═════ Stored data
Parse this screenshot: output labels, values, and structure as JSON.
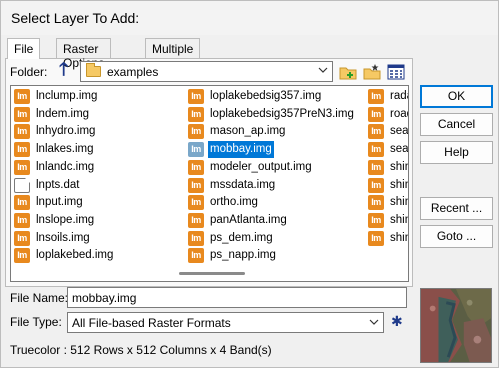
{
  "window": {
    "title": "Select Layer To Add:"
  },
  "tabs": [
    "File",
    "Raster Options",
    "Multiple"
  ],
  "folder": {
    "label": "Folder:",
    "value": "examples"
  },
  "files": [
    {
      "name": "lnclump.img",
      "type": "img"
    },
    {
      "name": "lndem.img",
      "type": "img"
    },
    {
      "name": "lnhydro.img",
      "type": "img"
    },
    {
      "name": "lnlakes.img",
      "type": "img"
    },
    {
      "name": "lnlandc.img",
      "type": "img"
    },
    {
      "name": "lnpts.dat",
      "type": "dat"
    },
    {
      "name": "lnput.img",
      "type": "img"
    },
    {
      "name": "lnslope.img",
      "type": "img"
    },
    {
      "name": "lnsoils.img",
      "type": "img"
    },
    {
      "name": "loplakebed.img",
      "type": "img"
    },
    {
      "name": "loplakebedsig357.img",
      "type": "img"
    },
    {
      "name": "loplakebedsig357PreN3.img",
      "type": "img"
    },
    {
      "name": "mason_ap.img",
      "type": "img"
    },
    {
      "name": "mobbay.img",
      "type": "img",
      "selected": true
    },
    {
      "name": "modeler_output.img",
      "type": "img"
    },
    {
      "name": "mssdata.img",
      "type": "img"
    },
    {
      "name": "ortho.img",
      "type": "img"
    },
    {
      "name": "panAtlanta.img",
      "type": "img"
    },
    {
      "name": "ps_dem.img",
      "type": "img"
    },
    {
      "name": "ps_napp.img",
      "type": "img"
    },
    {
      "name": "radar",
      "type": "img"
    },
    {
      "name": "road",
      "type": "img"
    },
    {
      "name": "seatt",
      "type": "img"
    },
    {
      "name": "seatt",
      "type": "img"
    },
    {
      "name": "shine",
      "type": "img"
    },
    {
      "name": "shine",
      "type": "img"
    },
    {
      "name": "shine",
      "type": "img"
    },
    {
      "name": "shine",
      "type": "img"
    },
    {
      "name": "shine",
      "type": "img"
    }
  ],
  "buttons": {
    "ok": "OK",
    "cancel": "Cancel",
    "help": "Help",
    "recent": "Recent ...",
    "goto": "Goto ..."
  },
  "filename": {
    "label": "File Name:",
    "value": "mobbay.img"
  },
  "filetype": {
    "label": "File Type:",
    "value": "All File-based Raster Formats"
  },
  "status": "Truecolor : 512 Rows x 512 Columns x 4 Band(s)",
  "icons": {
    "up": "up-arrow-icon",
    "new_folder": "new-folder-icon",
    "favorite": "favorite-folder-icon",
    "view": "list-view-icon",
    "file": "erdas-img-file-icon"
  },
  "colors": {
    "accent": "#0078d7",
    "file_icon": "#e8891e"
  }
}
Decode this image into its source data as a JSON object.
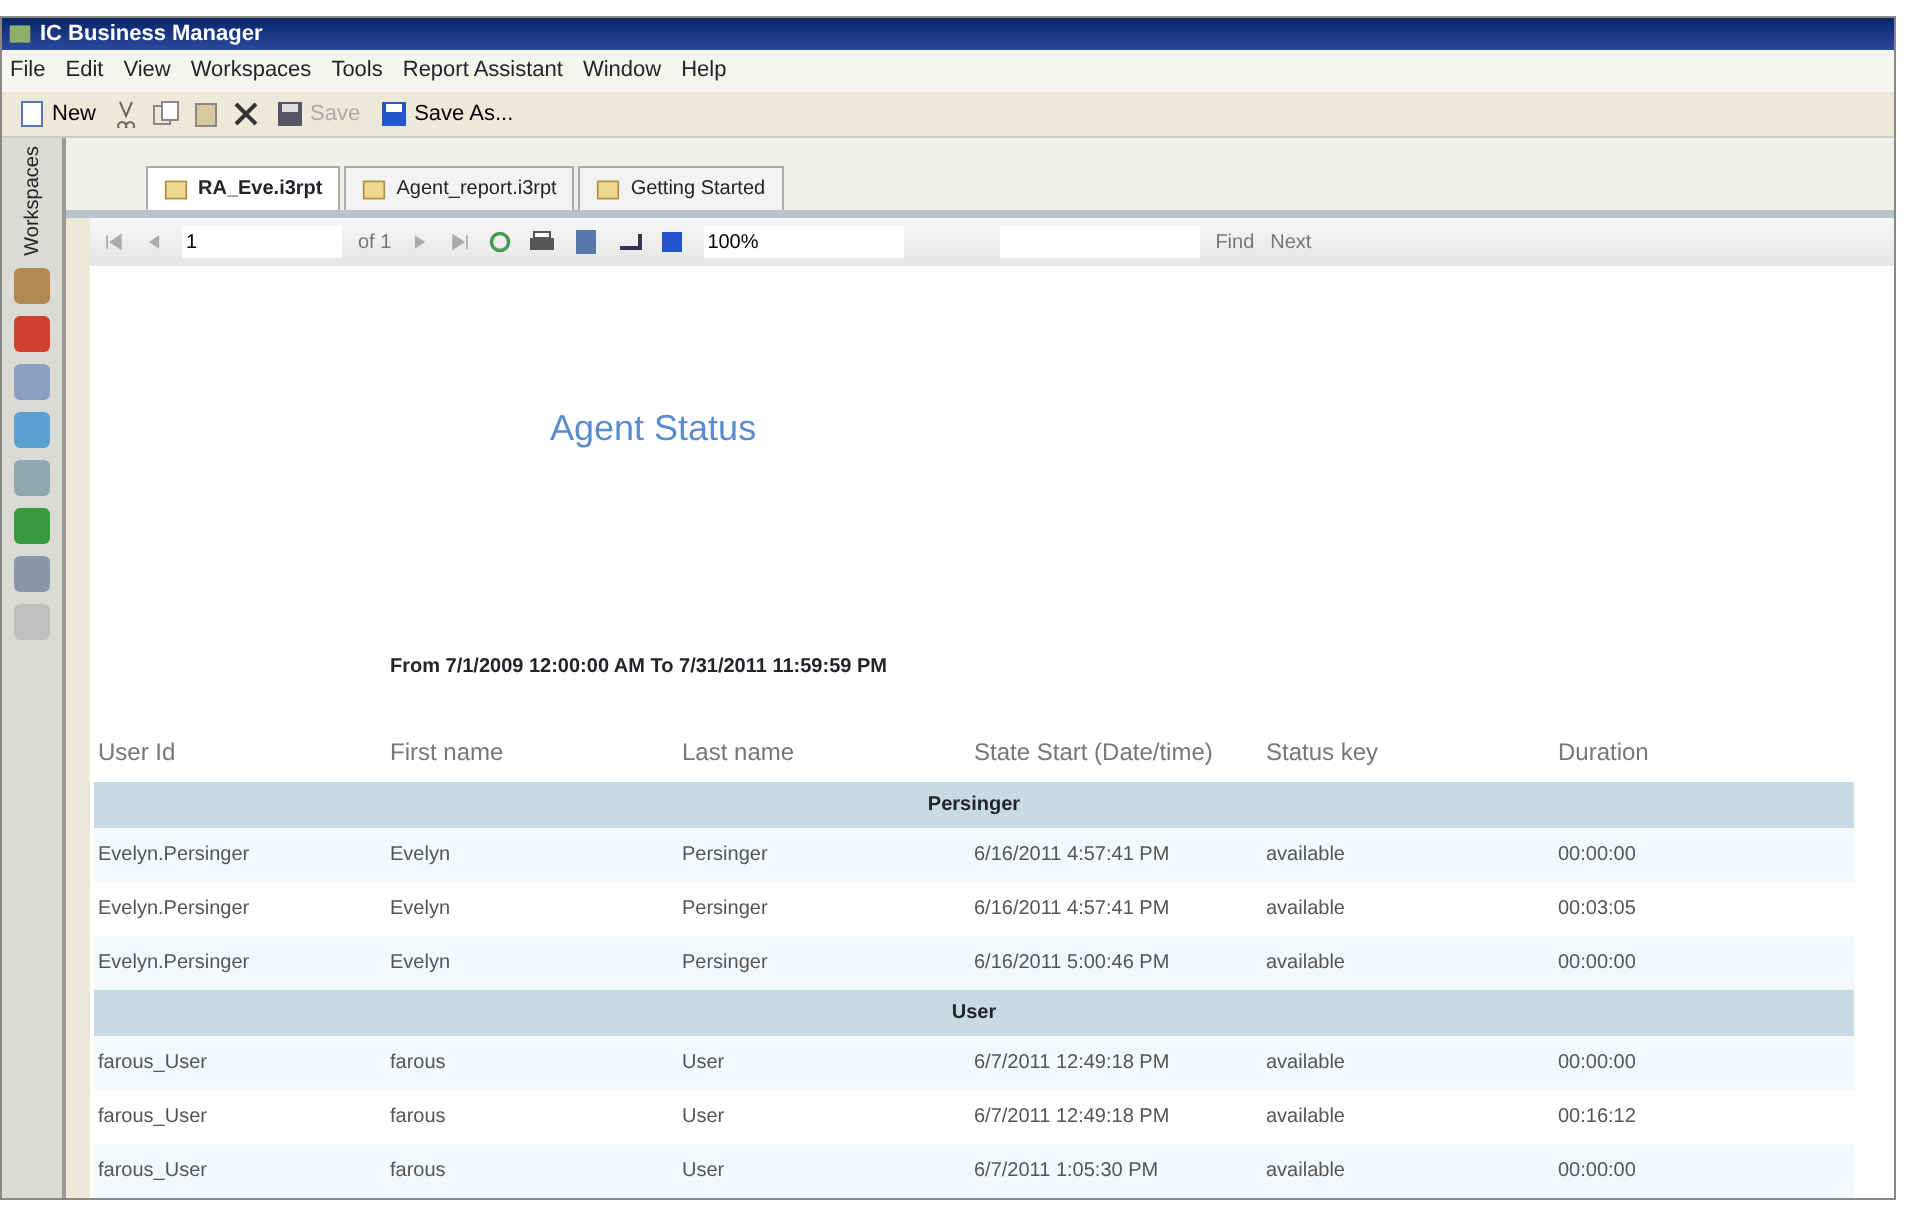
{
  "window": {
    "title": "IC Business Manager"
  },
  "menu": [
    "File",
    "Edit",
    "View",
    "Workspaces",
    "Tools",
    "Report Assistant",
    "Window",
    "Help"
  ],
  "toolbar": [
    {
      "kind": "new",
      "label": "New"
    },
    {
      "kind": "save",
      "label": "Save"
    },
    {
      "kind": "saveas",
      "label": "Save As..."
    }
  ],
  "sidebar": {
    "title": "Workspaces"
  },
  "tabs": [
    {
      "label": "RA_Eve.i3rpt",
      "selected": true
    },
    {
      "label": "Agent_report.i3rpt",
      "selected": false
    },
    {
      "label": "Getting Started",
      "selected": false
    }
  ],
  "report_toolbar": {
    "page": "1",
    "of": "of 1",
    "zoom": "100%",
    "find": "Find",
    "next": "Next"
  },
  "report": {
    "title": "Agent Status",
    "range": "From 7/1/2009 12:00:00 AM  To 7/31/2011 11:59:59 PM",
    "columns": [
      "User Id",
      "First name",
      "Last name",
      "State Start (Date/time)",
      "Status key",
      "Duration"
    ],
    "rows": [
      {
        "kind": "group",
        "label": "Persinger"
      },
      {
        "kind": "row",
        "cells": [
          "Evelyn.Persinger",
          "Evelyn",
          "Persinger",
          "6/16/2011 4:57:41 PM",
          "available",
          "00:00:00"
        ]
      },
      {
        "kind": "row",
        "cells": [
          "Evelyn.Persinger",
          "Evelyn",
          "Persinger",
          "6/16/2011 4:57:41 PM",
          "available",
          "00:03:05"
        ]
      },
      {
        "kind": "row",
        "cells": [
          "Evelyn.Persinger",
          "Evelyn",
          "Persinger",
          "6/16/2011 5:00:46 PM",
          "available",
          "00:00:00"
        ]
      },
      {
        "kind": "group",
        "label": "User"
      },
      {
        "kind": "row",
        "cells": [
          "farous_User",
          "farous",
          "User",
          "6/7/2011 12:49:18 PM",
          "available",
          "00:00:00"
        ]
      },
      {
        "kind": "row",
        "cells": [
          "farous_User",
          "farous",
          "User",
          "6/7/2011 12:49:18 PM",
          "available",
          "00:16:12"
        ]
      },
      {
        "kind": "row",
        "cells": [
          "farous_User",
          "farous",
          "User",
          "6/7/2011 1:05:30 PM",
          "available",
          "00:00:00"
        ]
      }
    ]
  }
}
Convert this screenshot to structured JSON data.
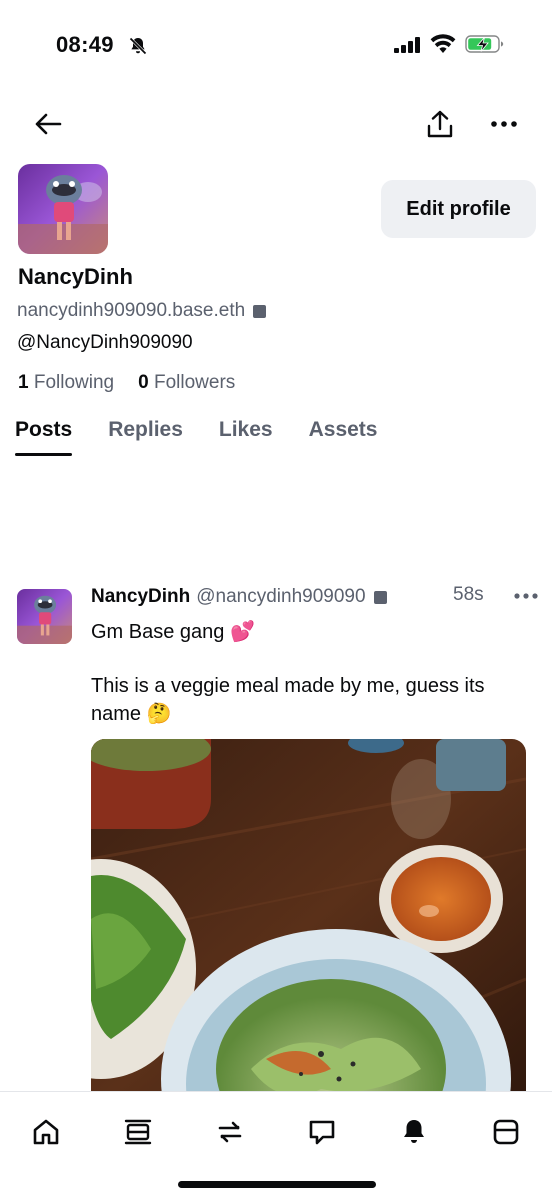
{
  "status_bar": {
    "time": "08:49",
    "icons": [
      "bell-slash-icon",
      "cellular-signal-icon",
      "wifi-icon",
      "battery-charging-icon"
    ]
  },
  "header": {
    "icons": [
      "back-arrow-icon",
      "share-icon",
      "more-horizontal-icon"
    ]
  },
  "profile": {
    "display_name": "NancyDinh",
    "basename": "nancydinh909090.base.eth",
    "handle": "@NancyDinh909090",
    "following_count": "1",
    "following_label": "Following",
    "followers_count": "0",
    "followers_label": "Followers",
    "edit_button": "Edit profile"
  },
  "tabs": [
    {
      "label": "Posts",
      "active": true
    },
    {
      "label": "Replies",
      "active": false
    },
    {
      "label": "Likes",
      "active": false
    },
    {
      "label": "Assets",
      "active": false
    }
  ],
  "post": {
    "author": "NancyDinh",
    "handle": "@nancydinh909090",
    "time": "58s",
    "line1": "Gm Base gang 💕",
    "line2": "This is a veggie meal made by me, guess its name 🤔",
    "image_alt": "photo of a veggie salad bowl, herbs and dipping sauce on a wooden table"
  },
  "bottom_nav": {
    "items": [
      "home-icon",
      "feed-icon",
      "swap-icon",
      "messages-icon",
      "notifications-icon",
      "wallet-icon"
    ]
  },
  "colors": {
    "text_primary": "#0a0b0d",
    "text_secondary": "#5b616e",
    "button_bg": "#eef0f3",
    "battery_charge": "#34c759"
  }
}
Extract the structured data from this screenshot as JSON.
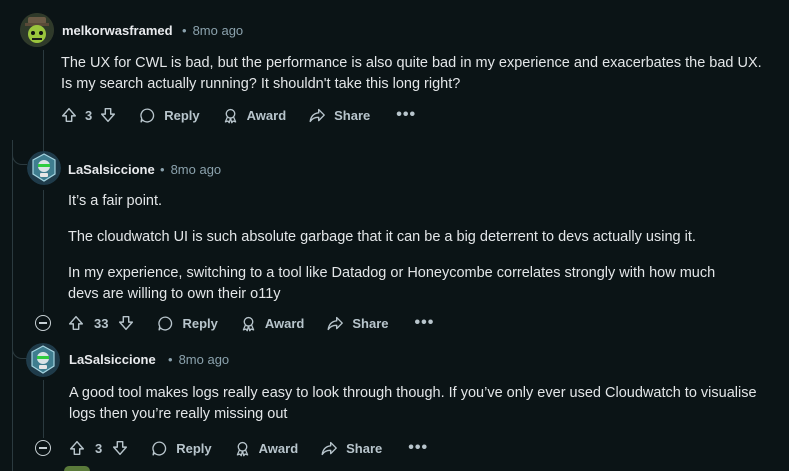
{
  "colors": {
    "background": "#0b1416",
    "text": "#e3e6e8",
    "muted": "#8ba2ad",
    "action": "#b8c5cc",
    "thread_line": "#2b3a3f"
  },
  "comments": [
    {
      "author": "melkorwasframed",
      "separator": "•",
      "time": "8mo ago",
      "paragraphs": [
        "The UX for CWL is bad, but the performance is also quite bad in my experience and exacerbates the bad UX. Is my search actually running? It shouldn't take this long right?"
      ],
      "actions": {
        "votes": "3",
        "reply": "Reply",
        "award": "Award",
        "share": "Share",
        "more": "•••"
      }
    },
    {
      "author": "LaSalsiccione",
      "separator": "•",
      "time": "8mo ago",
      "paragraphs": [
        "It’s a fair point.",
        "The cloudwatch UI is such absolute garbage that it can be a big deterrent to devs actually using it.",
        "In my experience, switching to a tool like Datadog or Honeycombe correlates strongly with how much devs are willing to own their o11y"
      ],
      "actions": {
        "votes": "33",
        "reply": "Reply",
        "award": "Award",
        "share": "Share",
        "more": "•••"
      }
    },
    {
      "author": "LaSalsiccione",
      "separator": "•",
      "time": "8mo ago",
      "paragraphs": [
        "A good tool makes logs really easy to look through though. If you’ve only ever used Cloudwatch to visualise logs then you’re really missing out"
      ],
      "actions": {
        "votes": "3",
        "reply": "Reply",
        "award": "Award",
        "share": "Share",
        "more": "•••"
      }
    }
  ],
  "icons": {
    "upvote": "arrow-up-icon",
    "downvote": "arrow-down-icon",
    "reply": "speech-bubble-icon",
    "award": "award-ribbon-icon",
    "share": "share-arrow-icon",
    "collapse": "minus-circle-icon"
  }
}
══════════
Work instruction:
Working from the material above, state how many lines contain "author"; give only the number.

Solved problem:
4